(Data records for software interfaces)
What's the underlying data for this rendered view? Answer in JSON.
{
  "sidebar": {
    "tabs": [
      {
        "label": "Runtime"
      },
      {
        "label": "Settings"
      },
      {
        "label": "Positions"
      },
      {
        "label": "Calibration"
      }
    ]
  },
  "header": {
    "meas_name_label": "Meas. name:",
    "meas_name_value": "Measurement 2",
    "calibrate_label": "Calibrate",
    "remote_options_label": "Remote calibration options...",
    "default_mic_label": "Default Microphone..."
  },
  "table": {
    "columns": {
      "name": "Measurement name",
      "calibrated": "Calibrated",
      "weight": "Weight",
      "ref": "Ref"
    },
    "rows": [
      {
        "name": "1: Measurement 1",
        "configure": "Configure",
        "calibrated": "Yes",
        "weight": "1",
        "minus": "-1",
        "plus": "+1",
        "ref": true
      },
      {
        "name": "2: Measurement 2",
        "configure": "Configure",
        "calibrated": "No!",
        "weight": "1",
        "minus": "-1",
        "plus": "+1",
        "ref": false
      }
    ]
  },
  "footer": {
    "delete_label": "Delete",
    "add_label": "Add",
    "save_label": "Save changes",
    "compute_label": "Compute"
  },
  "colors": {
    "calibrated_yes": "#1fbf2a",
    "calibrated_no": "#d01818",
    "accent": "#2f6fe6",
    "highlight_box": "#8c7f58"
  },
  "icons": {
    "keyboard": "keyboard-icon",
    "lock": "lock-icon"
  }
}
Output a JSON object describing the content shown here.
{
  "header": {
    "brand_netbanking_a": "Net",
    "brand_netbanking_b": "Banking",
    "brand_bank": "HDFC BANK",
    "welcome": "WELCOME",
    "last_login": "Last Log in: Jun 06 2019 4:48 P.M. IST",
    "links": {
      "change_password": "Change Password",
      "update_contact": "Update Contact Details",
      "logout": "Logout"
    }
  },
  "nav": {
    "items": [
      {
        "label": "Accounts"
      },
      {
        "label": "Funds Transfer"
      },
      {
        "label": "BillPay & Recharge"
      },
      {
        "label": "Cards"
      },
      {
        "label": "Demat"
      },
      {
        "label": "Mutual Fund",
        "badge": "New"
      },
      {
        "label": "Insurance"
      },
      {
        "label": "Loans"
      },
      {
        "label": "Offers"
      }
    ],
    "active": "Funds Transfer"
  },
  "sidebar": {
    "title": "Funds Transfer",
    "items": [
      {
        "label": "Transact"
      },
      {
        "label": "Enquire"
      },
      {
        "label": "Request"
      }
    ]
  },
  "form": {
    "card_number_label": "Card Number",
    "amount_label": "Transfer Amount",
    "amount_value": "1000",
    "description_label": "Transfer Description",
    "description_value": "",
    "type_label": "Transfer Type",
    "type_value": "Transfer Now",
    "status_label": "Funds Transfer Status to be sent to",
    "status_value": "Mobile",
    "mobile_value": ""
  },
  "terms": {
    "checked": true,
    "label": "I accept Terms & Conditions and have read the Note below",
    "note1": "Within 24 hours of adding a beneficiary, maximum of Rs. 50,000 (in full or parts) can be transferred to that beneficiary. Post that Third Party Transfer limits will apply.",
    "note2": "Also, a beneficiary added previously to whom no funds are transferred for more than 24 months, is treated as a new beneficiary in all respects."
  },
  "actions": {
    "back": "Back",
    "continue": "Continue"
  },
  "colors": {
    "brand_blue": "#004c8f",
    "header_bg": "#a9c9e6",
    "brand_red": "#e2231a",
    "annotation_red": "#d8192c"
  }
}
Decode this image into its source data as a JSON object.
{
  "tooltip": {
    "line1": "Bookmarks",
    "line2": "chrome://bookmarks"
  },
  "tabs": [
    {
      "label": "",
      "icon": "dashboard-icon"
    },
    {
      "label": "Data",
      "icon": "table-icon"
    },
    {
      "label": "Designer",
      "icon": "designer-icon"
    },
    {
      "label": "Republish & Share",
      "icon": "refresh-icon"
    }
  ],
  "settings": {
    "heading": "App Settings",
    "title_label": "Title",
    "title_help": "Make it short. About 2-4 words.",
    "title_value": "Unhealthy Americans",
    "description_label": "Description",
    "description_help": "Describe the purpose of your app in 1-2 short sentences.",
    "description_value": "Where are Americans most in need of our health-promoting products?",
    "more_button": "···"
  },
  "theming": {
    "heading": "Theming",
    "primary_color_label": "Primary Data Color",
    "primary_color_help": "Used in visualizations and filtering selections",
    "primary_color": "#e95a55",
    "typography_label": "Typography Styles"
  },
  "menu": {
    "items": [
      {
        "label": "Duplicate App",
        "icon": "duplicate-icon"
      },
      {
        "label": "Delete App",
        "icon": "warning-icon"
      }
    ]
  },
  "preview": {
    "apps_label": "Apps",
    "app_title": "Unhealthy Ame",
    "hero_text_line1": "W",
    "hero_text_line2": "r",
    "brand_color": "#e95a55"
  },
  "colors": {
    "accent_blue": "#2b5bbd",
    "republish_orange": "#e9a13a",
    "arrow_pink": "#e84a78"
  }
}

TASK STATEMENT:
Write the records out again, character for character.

RESPONSE AREA:
What's the underlying data for this rendered view? Answer in JSON.
{
  "sidebar": {
    "tabs": [
      {
        "label": "Runtime"
      },
      {
        "label": "Settings"
      },
      {
        "label": "Positions"
      },
      {
        "label": "Calibration"
      }
    ]
  },
  "header": {
    "meas_name_label": "Meas. name:",
    "meas_name_value": "Measurement 2",
    "calibrate_label": "Calibrate",
    "remote_options_label": "Remote calibration options...",
    "default_mic_label": "Default Microphone..."
  },
  "table": {
    "columns": {
      "name": "Measurement name",
      "calibrated": "Calibrated",
      "weight": "Weight",
      "ref": "Ref"
    },
    "rows": [
      {
        "name": "1: Measurement 1",
        "configure": "Configure",
        "calibrated": "Yes",
        "weight": "1",
        "minus": "-1",
        "plus": "+1",
        "ref": true
      },
      {
        "name": "2: Measurement 2",
        "configure": "Configure",
        "calibrated": "No!",
        "weight": "1",
        "minus": "-1",
        "plus": "+1",
        "ref": false
      }
    ]
  },
  "footer": {
    "delete_label": "Delete",
    "add_label": "Add",
    "save_label": "Save changes",
    "compute_label": "Compute"
  },
  "colors": {
    "calibrated_yes": "#1fbf2a",
    "calibrated_no": "#d01818",
    "accent": "#2f6fe6",
    "highlight_box": "#8c7f58"
  },
  "icons": {
    "keyboard": "keyboard-icon",
    "lock": "lock-icon"
  }
}
Output a JSON object describing the content shown here.
{
  "header": {
    "brand_netbanking_a": "Net",
    "brand_netbanking_b": "Banking",
    "brand_bank": "HDFC BANK",
    "welcome": "WELCOME",
    "last_login": "Last Log in: Jun 06 2019 4:48 P.M. IST",
    "links": {
      "change_password": "Change Password",
      "update_contact": "Update Contact Details",
      "logout": "Logout"
    }
  },
  "nav": {
    "items": [
      {
        "label": "Accounts"
      },
      {
        "label": "Funds Transfer"
      },
      {
        "label": "BillPay & Recharge"
      },
      {
        "label": "Cards"
      },
      {
        "label": "Demat"
      },
      {
        "label": "Mutual Fund",
        "badge": "New"
      },
      {
        "label": "Insurance"
      },
      {
        "label": "Loans"
      },
      {
        "label": "Offers"
      }
    ],
    "active": "Funds Transfer"
  },
  "sidebar": {
    "title": "Funds Transfer",
    "items": [
      {
        "label": "Transact"
      },
      {
        "label": "Enquire"
      },
      {
        "label": "Request"
      }
    ]
  },
  "form": {
    "card_number_label": "Card Number",
    "amount_label": "Transfer Amount",
    "amount_value": "1000",
    "description_label": "Transfer Description",
    "description_value": "",
    "type_label": "Transfer Type",
    "type_value": "Transfer Now",
    "status_label": "Funds Transfer Status to be sent to",
    "status_value": "Mobile",
    "mobile_value": ""
  },
  "terms": {
    "checked": true,
    "label": "I accept Terms & Conditions and have read the Note below",
    "note1": "Within 24 hours of adding a beneficiary, maximum of Rs. 50,000 (in full or parts) can be transferred to that beneficiary. Post that Third Party Transfer limits will apply.",
    "note2": "Also, a beneficiary added previously to whom no funds are transferred for more than 24 months, is treated as a new beneficiary in all respects."
  },
  "actions": {
    "back": "Back",
    "continue": "Continue"
  },
  "colors": {
    "brand_blue": "#004c8f",
    "header_bg": "#a9c9e6",
    "brand_red": "#e2231a",
    "annotation_red": "#d8192c"
  }
}
Decode this image into its source data as a JSON object.
{
  "tooltip": {
    "line1": "Bookmarks",
    "line2": "chrome://bookmarks"
  },
  "tabs": [
    {
      "label": "",
      "icon": "dashboard-icon"
    },
    {
      "label": "Data",
      "icon": "table-icon"
    },
    {
      "label": "Designer",
      "icon": "designer-icon"
    },
    {
      "label": "Republish & Share",
      "icon": "refresh-icon"
    }
  ],
  "settings": {
    "heading": "App Settings",
    "title_label": "Title",
    "title_help": "Make it short. About 2-4 words.",
    "title_value": "Unhealthy Americans",
    "description_label": "Description",
    "description_help": "Describe the purpose of your app in 1-2 short sentences.",
    "description_value": "Where are Americans most in need of our health-promoting products?",
    "more_button": "···"
  },
  "theming": {
    "heading": "Theming",
    "primary_color_label": "Primary Data Color",
    "primary_color_help": "Used in visualizations and filtering selections",
    "primary_color": "#e95a55",
    "typography_label": "Typography Styles"
  },
  "menu": {
    "items": [
      {
        "label": "Duplicate App",
        "icon": "duplicate-icon"
      },
      {
        "label": "Delete App",
        "icon": "warning-icon"
      }
    ]
  },
  "preview": {
    "apps_label": "Apps",
    "app_title": "Unhealthy Ame",
    "hero_text_line1": "W",
    "hero_text_line2": "r",
    "brand_color": "#e95a55"
  },
  "colors": {
    "accent_blue": "#2b5bbd",
    "republish_orange": "#e9a13a",
    "arrow_pink": "#e84a78"
  }
}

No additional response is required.